Turkey launches new offensive against PKK rebels in northern Iraq
Turkey announced on Monday the start of a new ground and air campaign in northern Iraq, targeting the armed rebels of the Kurdistan Workers’ Party (PKK).
Dubbed Operation Claw-Lock, the Ankara government says the offensive is a pre-emptive measure to prevent the PKK from using Iraq as a base to carry out attacks in Turkey.
Founded in 1984 to fight for Kurdish autonomy, the PKK is designated as a terrorist organization by Turkey, the United States and the European Union.
The new operation comes days after Iraqi Kurdistan Prime Minister Masrour Barzani met with Turkish President Recep Tayyip Erdogan in Ankara. The two leaders discussed ways to improve security, business and trade relations, according to a statement from Barzani’s office.
Turkish Defense Minister Hulusi Akar, quoted by the state-run Anadolu news agency, said: “Our operation is continuing successfully as planned. The targets identified in the first phase have been captured.”
Meanwhile, in a statement, PKK fighters claimed to have shot down two Turkish helicopters and killed more than two dozen Turkish soldiers.
VOA cannot independently verify conflicting reports.
The Turkish army has carried out several operations against the PKK in recent years, both inside Turkey and in northern Iraq. The latest operation targets areas near Shiladze district of Amedi city.
Amedi Mayor Warsheen Mayi told VOA by telephone that the operation did not target civilian areas. But Iqbal Omer, a freelance journalist, said civilian properties were damaged in the latest airstrike.
Turkish interests in northern Iraq go beyond the fight against the PKK. Turkey has a significant economic interest in the region, particularly in the energy sector. Turkey is also seeking to expand its influence in the region to counterbalance Iran’s growing power.
Some experts have suggested that Kurdistan, whose area is estimated at 700 billion cubic meters [25 trillion cubic feet] of natural gas, could become an important energy supplier for Turkey and Europe as the world tries to rid itself of its dependence on Russian gas.
“Europeans are looking for new potentials to supply gas to Europe,” said Nahro Zagros, nonresident senior fellow at the Washington-based Gold Institute for International Strategy.
“The KRG (Kurdistan Regional Government) can be one of those potentials. That said, the KRG can’t fill all the void the Russians will leave in Europe, but it can help in some ways, and that can’t be achieved without Turkish support,” he added.

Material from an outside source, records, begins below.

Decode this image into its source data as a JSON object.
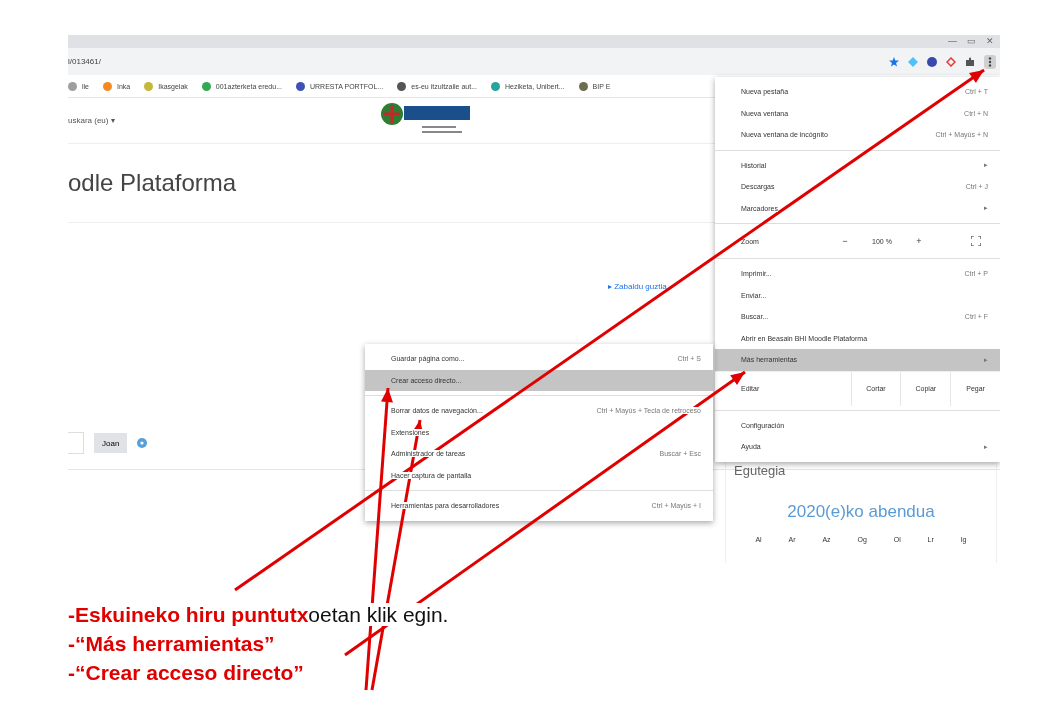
{
  "browser": {
    "window_controls": [
      "—",
      "▭",
      "✕"
    ],
    "address": "l/013461/",
    "bookmarks": [
      {
        "label": "lle",
        "color": "#9e9e9e"
      },
      {
        "label": "Inka",
        "color": "#f5891f"
      },
      {
        "label": "Ikasgelak",
        "color": "#c5b83a"
      },
      {
        "label": "001azterketa eredu...",
        "color": "#34a853"
      },
      {
        "label": "URRESTA PORTFOL...",
        "color": "#3f51b5"
      },
      {
        "label": "es-eu itzultzaile aut...",
        "color": "#555555"
      },
      {
        "label": "Heziketa, Unibert...",
        "color": "#26a69a"
      },
      {
        "label": "BIP E",
        "color": "#6d6d4f"
      }
    ]
  },
  "page": {
    "language": "uskara (eu) ▾",
    "site_title": "odle Plataforma",
    "expand_link": "▸ Zabaldu guztia",
    "search_button": "Joan",
    "calendar": {
      "title": "Egutegia",
      "month": "2020(e)ko abendua",
      "weekdays": [
        "Al",
        "Ar",
        "Az",
        "Og",
        "Ol",
        "Lr",
        "Ig"
      ]
    }
  },
  "chrome_menu": [
    {
      "kind": "item",
      "label": "Nueva pestaña",
      "shortcut": "Ctrl + T",
      "selected": false
    },
    {
      "kind": "item",
      "label": "Nueva ventana",
      "shortcut": "Ctrl + N",
      "selected": false
    },
    {
      "kind": "item",
      "label": "Nueva ventana de incógnito",
      "shortcut": "Ctrl + Mayús + N",
      "selected": false
    },
    {
      "kind": "separator"
    },
    {
      "kind": "item",
      "label": "Historial",
      "shortcut": "▸",
      "selected": false
    },
    {
      "kind": "item",
      "label": "Descargas",
      "shortcut": "Ctrl + J",
      "selected": false
    },
    {
      "kind": "item",
      "label": "Marcadores",
      "shortcut": "▸",
      "selected": false
    },
    {
      "kind": "separator"
    },
    {
      "kind": "zoom",
      "label": "Zoom",
      "minus": "−",
      "value": "100 %",
      "plus": "+"
    },
    {
      "kind": "separator"
    },
    {
      "kind": "item",
      "label": "Imprimir...",
      "shortcut": "Ctrl + P",
      "selected": false
    },
    {
      "kind": "item",
      "label": "Enviar...",
      "selected": false
    },
    {
      "kind": "item",
      "label": "Buscar...",
      "shortcut": "Ctrl + F",
      "selected": false
    },
    {
      "kind": "item",
      "label": "Abrir en Beasain BHI Moodle Plataforma",
      "selected": false
    },
    {
      "kind": "item",
      "label": "Más herramientas",
      "shortcut": "▸",
      "selected": true
    },
    {
      "kind": "edit",
      "label": "Editar",
      "buttons": [
        "Cortar",
        "Copiar",
        "Pegar"
      ]
    },
    {
      "kind": "separator"
    },
    {
      "kind": "item",
      "label": "Configuración",
      "selected": false
    },
    {
      "kind": "item",
      "label": "Ayuda",
      "shortcut": "▸",
      "selected": false
    }
  ],
  "submenu": [
    {
      "kind": "item",
      "label": "Guardar página como...",
      "shortcut": "Ctrl + S",
      "selected": false
    },
    {
      "kind": "item",
      "label": "Crear acceso directo...",
      "selected": true
    },
    {
      "kind": "separator"
    },
    {
      "kind": "item",
      "label": "Borrar datos de navegación...",
      "shortcut": "Ctrl + Mayús + Tecla de retroceso",
      "selected": false
    },
    {
      "kind": "item",
      "label": "Extensiones",
      "selected": false
    },
    {
      "kind": "item",
      "label": "Administrador de tareas",
      "shortcut": "Buscar + Esc",
      "selected": false
    },
    {
      "kind": "item",
      "label": "Hacer captura de pantalla",
      "selected": false
    },
    {
      "kind": "separator"
    },
    {
      "kind": "item",
      "label": "Herramientas para desarrolladores",
      "shortcut": "Ctrl + Mayús + I",
      "selected": false
    }
  ],
  "instructions": [
    {
      "segments": [
        {
          "text": "-Eskuineko hiru puntutx",
          "highlight": true
        },
        {
          "text": "oetan klik egin.",
          "highlight": false
        }
      ]
    },
    {
      "segments": [
        {
          "text": "-“Más herramientas”",
          "highlight": true
        }
      ]
    },
    {
      "segments": [
        {
          "text": "-“Crear acceso directo”",
          "highlight": true
        }
      ]
    }
  ]
}
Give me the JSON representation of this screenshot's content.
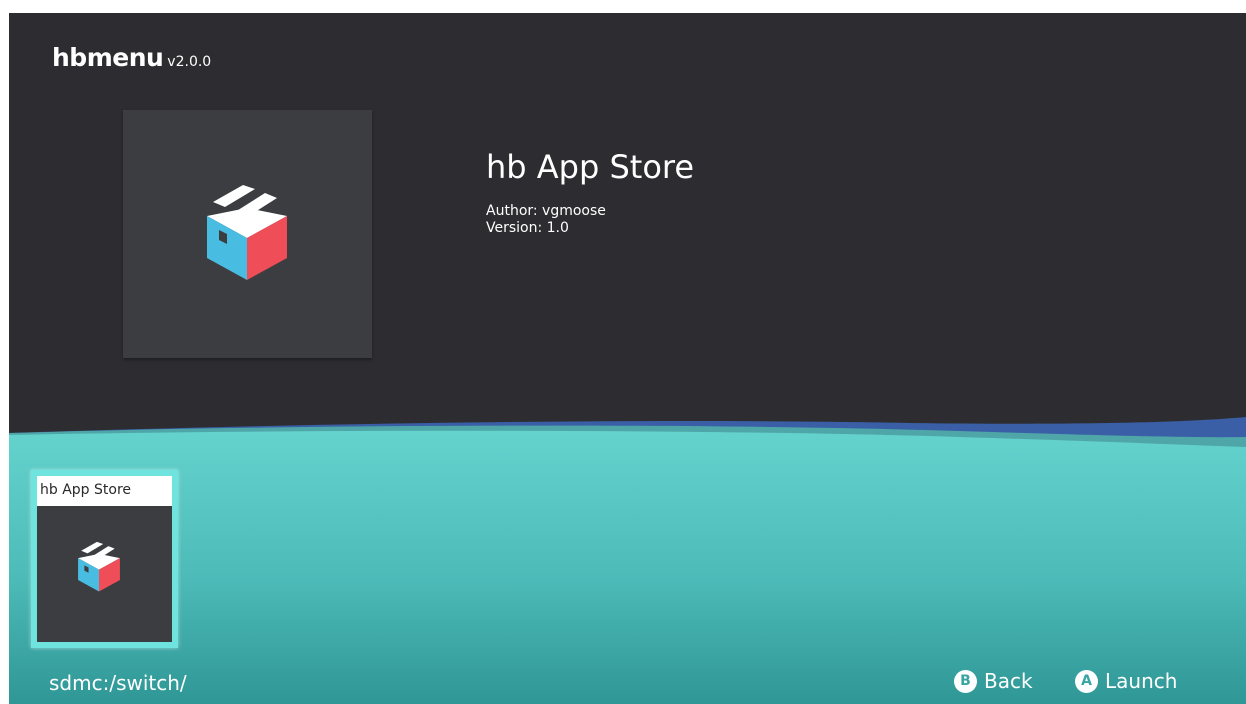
{
  "header": {
    "app_name": "hbmenu",
    "version": "v2.0.0"
  },
  "selected_app": {
    "title": "hb App Store",
    "author": "Author: vgmoose",
    "version": "Version: 1.0",
    "icon": "box-icon"
  },
  "app_list": [
    {
      "label": "hb App Store",
      "icon": "box-icon",
      "selected": true
    }
  ],
  "footer": {
    "path": "sdmc:/switch/",
    "back": {
      "glyph": "B",
      "label": "Back"
    },
    "launch": {
      "glyph": "A",
      "label": "Launch"
    }
  },
  "colors": {
    "background": "#2d2d31",
    "tile": "#3c3d41",
    "teal": "#5ccdca",
    "highlight": "#6fe3de",
    "blue_wave": "#3a5fa6",
    "icon_blue": "#49bde1",
    "icon_red": "#ef4e59"
  }
}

Safeen Dizayee, head of the KRG’s external relations department, said after meeting domestic supply, his government was open to the idea of exporting natural gas to Europe.
“The Kurdistan region is not trying to become an alternative to other countries,” he told VOA. “That’s why it will initially use most of its extracted gas to meet domestic needs. Later, some of the gas can be exported to other parts of Iraq if they need it. In the years to come, when the Kurdistan region opens up more to the world, it could undoubtedly export some of the gas.
Dizayee added that Turkey, which serves as a bridge for the landlocked Kurdistan region to the outside world, will be a major gas export partner.
Others, like Sulaymaniyah-based Izzat Sabir, an economist who headed the Kurdistan parliament’s finance and economy committee, say the region must first solve its internal political problems and meet domestic demand. before you can focus on becoming an exporter.
Not all Kurdish politicians agree with the idea of exporting gas from the region via Turkey.
“I think it is the official decision of my party that we will not allow the sale of natural gas via Turkey as oil is sold,” said Rekawt Zaki, a senior member of the Patriotic Union of Kurdistan ( UPK), which controls some of the largest gas fields in the region at Chamchamal.
“The future of the Kurdistan region is natural gas, not crude oil. Crude is running out in many areas,” economist Sabir said.
“Iraq imports billions of dollars worth of natural gas from Iran and other neighboring countries. Although the domestic demand for gas has not been met, we in the Kurdistan region should not think about sign agreements to export natural gas,” Sabir added.
Mutlu Civiroglu, Zhiyar Mohammed and Rikar Hussein contributed to this story from Washington.
This story was born in the Kurdish service of VOA.